I'm keen to hear ways you've seen schools changing the ways professional development are ran.
What does it mean to be an educator in the 21st century? What part does technology play in the orchestra that is education? As learning, mathematics and Artificial Intelligence (AI) theorist, Seymour Papert notes, "nothing could be more absurd than an experiment in which computers are placed in a classroom where nothing else is changed". This is a presentation I gave recently which discuss the pitfalls of being innovative in education as well as exploring the journey of discovery through passion, fear, and failure.
Aim: For a group of students to identify an issue about sustainability within the school/local environment and respond by developing a plan for action. (Newington Learning Framework)
Challenge Based Learning:
Is an engaging multidisciplinary approach to teaching and learning that encourages learners to leverage the technology they use in their daily lives to solve real-world problems. Challenge Based Learning is collaborative and hands-on, asking students to work with peers, teachers, and experts in their communities and around the world to ask good questions, develop deeper subject area knowledge, accept and solve challenges, take action and share their experience
You can find out more about the project via:
What does it mean to teach in a way that achieves strong academics while fostering dispositions (like persistence or curiosity) that students need for long-term success?
"We must let go of having learners acquire our meanings and have faith in the processes of individuals' construction of their own and shared meanings through individual activity and social interactions." (Costa & Kallick, 2014)

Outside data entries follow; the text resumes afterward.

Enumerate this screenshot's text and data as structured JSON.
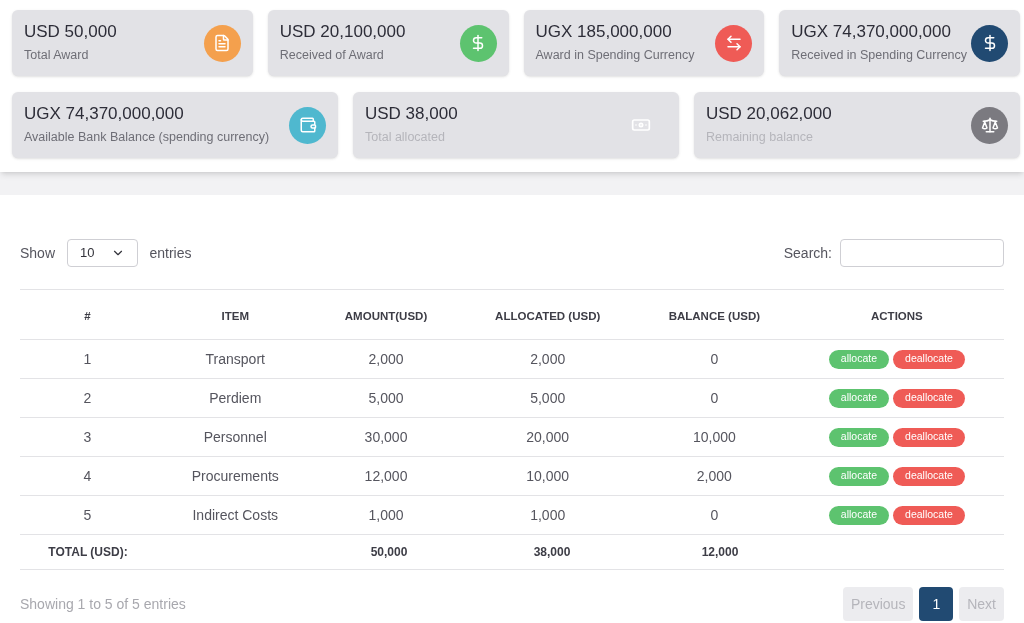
{
  "summary_cards": [
    {
      "value": "USD 50,000",
      "label": "Total Award",
      "muted": false,
      "kind": "file",
      "color": "#f4a04d"
    },
    {
      "value": "USD 20,100,000",
      "label": "Received of Award",
      "muted": false,
      "kind": "dollar",
      "color": "#5dc36f"
    },
    {
      "value": "UGX 185,000,000",
      "label": "Award in Spending Currency",
      "muted": false,
      "kind": "swap",
      "color": "#ef5b56"
    },
    {
      "value": "UGX 74,370,000,000",
      "label": "Received in Spending Currency",
      "muted": false,
      "kind": "dollar",
      "color": "#214a72"
    },
    {
      "value": "UGX 74,370,000,000",
      "label": "Available Bank Balance (spending currency)",
      "muted": false,
      "kind": "wallet",
      "color": "#4fb8cf"
    },
    {
      "value": "USD 38,000",
      "label": "Total allocated",
      "muted": true,
      "kind": "banknote"
    },
    {
      "value": "USD 20,062,000",
      "label": "Remaining balance",
      "muted": true,
      "kind": "scale",
      "color": "#7b7a80"
    }
  ],
  "table_controls": {
    "show_label": "Show",
    "page_size": "10",
    "entries_label": "entries",
    "search_label": "Search:"
  },
  "table": {
    "columns": [
      "#",
      "ITEM",
      "AMOUNT(USD)",
      "ALLOCATED (USD)",
      "BALANCE (USD)",
      "ACTIONS"
    ],
    "rows": [
      {
        "number": "1",
        "item": "Transport",
        "amount": "2,000",
        "allocated": "2,000",
        "balance": "0",
        "actions": [
          "allocate",
          "deallocate"
        ]
      },
      {
        "number": "2",
        "item": "Perdiem",
        "amount": "5,000",
        "allocated": "5,000",
        "balance": "0",
        "actions": [
          "allocate",
          "deallocate"
        ]
      },
      {
        "number": "3",
        "item": "Personnel",
        "amount": "30,000",
        "allocated": "20,000",
        "balance": "10,000",
        "actions": [
          "allocate",
          "deallocate"
        ]
      },
      {
        "number": "4",
        "item": "Procurements",
        "amount": "12,000",
        "allocated": "10,000",
        "balance": "2,000",
        "actions": [
          "allocate",
          "deallocate"
        ]
      },
      {
        "number": "5",
        "item": "Indirect Costs",
        "amount": "1,000",
        "allocated": "1,000",
        "balance": "0",
        "actions": [
          "allocate",
          "deallocate"
        ]
      }
    ],
    "total": {
      "label": "TOTAL (USD):",
      "amount": "50,000",
      "allocated": "38,000",
      "balance": "12,000"
    }
  },
  "footer": {
    "info": "Showing 1 to 5 of 5 entries",
    "pagination": [
      {
        "label": "Previous",
        "kind": "nav",
        "disabled": true,
        "selected": false
      },
      {
        "label": "1",
        "kind": "page",
        "disabled": false,
        "selected": true
      },
      {
        "label": "Next",
        "kind": "nav",
        "disabled": true,
        "selected": false
      }
    ]
  }
}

"When students are sufficiently challenged, they give meaning to the work, produce new knowledge, and draw on the thinking dispositions" (Costa & Kallick, 2014)
Below is a hands-on workshop I ran at the TeachTechPlay Conference exploring the idea around:

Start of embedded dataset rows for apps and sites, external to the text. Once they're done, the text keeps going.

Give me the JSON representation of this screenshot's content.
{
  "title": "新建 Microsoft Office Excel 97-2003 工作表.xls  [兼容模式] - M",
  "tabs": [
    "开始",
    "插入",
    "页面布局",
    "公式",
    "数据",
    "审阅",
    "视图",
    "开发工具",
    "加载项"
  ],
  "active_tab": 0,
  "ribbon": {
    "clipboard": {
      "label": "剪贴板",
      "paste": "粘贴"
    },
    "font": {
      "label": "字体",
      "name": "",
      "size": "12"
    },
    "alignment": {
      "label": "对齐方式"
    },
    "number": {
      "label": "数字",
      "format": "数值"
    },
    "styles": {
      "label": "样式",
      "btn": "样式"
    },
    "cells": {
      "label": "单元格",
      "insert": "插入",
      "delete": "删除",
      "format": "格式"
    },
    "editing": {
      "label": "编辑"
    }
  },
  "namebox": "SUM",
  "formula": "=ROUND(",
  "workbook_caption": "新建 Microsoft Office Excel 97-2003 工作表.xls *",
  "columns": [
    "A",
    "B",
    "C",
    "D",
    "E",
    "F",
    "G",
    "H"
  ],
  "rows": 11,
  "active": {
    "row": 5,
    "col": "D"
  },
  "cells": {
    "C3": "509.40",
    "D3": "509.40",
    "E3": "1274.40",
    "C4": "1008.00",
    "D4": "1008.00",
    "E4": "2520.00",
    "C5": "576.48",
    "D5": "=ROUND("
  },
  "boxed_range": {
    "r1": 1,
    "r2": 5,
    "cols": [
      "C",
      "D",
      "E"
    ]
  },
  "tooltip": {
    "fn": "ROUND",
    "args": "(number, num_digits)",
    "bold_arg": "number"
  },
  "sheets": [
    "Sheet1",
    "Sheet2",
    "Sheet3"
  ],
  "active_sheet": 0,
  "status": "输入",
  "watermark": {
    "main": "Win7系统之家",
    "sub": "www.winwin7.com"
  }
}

"How might we facilitate meaningful and engaging professional learning"
You can learn more about the SQUID activity here:
You can learn more about empathy maps here:
Whilst it's still a relatively niche technology to integrate in an educational context, I have been exploring the role of drones in teaching and learning for the past 3 years. Below is a presentation I gave at the National FutureSchools Conference to discuss my successes, failures, and anything in between...
Over the September holidays, I was lucky enough to be a featured speaker at the PEAK Phys Ed ACTivate Conference. It was held at the Australian Institute of Sport in Canberra with educators from around Australia attending.
A special thanks to Andy Hair (@MrHairPhysEd) & Aaron Gardiner (@azzalanche), who dropped into my 3rd Session for the day via Google Hangout to share with participants what it means to be a connected life-long learner. Below are the slides to my presentations, I've added a few extra videos to hopefully explain some of the slides:
At the recent DigiCon 2015 conference, I gave a Spark talk titled 'Eating meat pies with chopsticks'. Spark talks are:
DigiCon Spark is a series of mini keynote presentations by aspiring thought leaders set to inspire, enlighten and provoke. Each presentation takes on a similar style to a keynote with one take home message about a topic which the presenter is passionate about. Presenters will generate awareness, share big ideas and call people to action through short bursts of dynamic, powerful and motivating thinking. This is an opportunity for presenters to enlighten delegates with a rich storytelling experience and to build confidence in presenting in a lecture style format. Delegates will be inspired by a number of thought provoking presentations, with a diverse range of stories.
It was a great chance for me to reflect upon some of the topics of conversation in teaching and learning and relate that to my own personal experiences.
Please find attached my slides: